Mitsuhiro Shibayama Group
Group of Solid State Physics (The Institute for Solid State Physics) [Neutron Science]
Explore every possibility with passion,
then you will find a way.
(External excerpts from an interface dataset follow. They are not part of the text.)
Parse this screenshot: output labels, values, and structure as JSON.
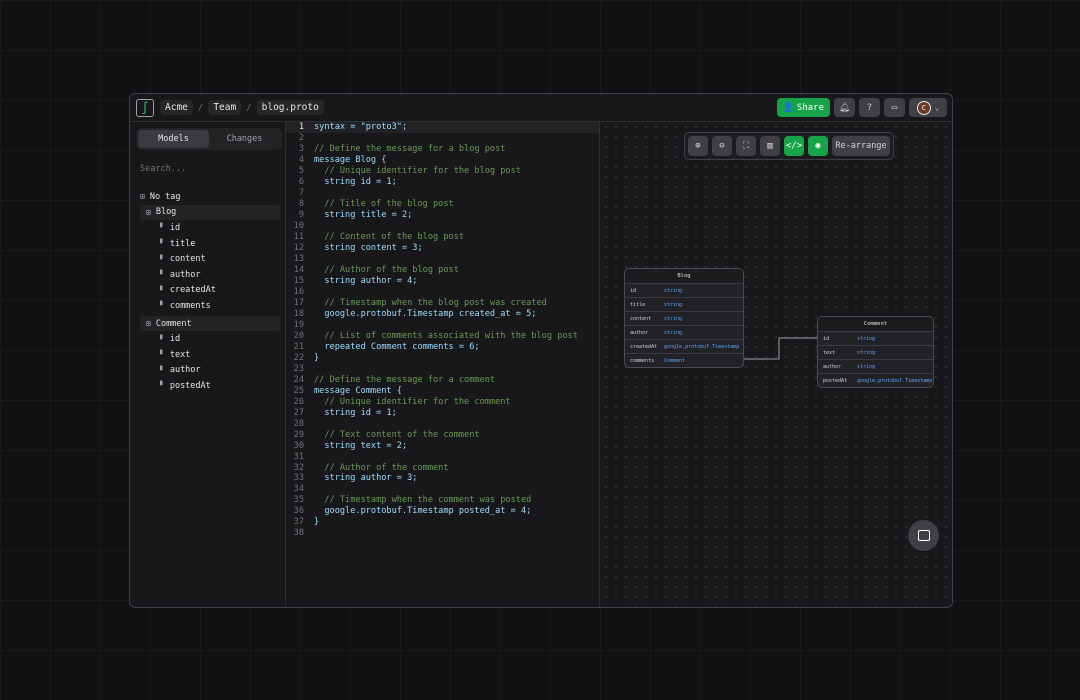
{
  "header": {
    "breadcrumb": [
      "Acme",
      "Team",
      "blog.proto"
    ],
    "share_label": "Share",
    "avatar_initial": "C"
  },
  "sidebar": {
    "tabs": [
      "Models",
      "Changes"
    ],
    "search_placeholder": "Search...",
    "no_tag": "No tag",
    "models": [
      {
        "name": "Blog",
        "fields": [
          "id",
          "title",
          "content",
          "author",
          "createdAt",
          "comments"
        ]
      },
      {
        "name": "Comment",
        "fields": [
          "id",
          "text",
          "author",
          "postedAt"
        ]
      }
    ]
  },
  "editor": {
    "current_line": 1,
    "lines": [
      "syntax = \"proto3\";",
      "",
      "// Define the message for a blog post",
      "message Blog {",
      "  // Unique identifier for the blog post",
      "  string id = 1;",
      "",
      "  // Title of the blog post",
      "  string title = 2;",
      "",
      "  // Content of the blog post",
      "  string content = 3;",
      "",
      "  // Author of the blog post",
      "  string author = 4;",
      "",
      "  // Timestamp when the blog post was created",
      "  google.protobuf.Timestamp created_at = 5;",
      "",
      "  // List of comments associated with the blog post",
      "  repeated Comment comments = 6;",
      "}",
      "",
      "// Define the message for a comment",
      "message Comment {",
      "  // Unique identifier for the comment",
      "  string id = 1;",
      "",
      "  // Text content of the comment",
      "  string text = 2;",
      "",
      "  // Author of the comment",
      "  string author = 3;",
      "",
      "  // Timestamp when the comment was posted",
      "  google.protobuf.Timestamp posted_at = 4;",
      "}",
      ""
    ]
  },
  "canvas": {
    "rearrange_label": "Re-arrange",
    "entities": [
      {
        "name": "Blog",
        "fields": [
          [
            "id",
            "string"
          ],
          [
            "title",
            "string"
          ],
          [
            "content",
            "string"
          ],
          [
            "author",
            "string"
          ],
          [
            "createdAt",
            "google.protobuf.Timestamp"
          ],
          [
            "comments",
            "Comment"
          ]
        ]
      },
      {
        "name": "Comment",
        "fields": [
          [
            "id",
            "string"
          ],
          [
            "text",
            "string"
          ],
          [
            "author",
            "string"
          ],
          [
            "postedAt",
            "google.protobuf.Timestamp"
          ]
        ]
      }
    ]
  },
  "colors": {
    "accent": "#16a34a"
  }
}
I was a kind of science maniac when I was a school kid. I spent a lot of time in chemical experiments, radio and/or telescope fabrication, tropical fish breeding, etc. I was dreaming to be a scientist. It was fortunate for me to meet several distinguished professors in my carrier. They enthusiastically introduced me to the world of polymer science and scattering. Now, I am a scientist working on the physics of the so-called “soft matter” or “soft materials”. Soft materials are fascinating! They consist of only a few elements, such as H, C, O, N, and some others. Even though, there are millions of different kinds. Soft materials are very environment-friendly and sustainable material. Yet, they are sensitive and/or responsive to the environment and external stimuli. Our body itself consists of millions of soft materials. We are exploring new soft materials by deeply understanding the physics, molecular interactions of soft matter, and with the advanced experimental facilities. Shall we explore soft mater?
Professor Mitsuhiro Shibayama
Mitsuhiro Shibayama graduated from the Department of Polymer Chemistry, Faculty of Engineering, Kyoto University in 1977. He received a Doctor-of-Engineering degree from Kyoto University in 1983. After serving as a fellow of the Japan Society for Promotion of Science and as a research associate at the University of Massachusetts at Amherst, he joined the Department of Polymer Science, Kyoto Institute of Technology in 1984. He was promoted to an associate professor in 1988 and to a professor in 1997. In 1991, he spent a year at Physics Department, Massachusetts Institute of Technology. In 2000, he moved to Neutron Scattering Laboratory, Institute for Solid State Physics, the University of Tokyo.
Introduction of the study
We are studying the structure-property relationship of soft matter with various physico-chemical methods, such as, neutron/X-ray/light scattering, mechanics, rheology, thermal analysis, spectroscopy, etc. We are fascinated by various aspects of soft matter. For example, some polymer gels undergo a volume-phase transition with more than 1000 fold volume change. Some are stimulus-responsive and change their size or shape by pH, heat, light, etc. Recently, we developed super-tough polymer gels of which mechanical properties are even better than human cartilage. With the scattering techniques, we are elucidating why polymer gels acquire these advanced properties. Furthermore, we are exploring new materials by deeply understanding the physics, molecular interactions of soft matter, and with the advanced experimental facilities.
Message from a senior
I think soft materials, such as gels and micelles, are very familiar material to our lives. However, their properties are complicated and there are still many problems to be cleared and/or improved. It is fascinating to me to study soft materials for solving these problems and further developing new soft materials.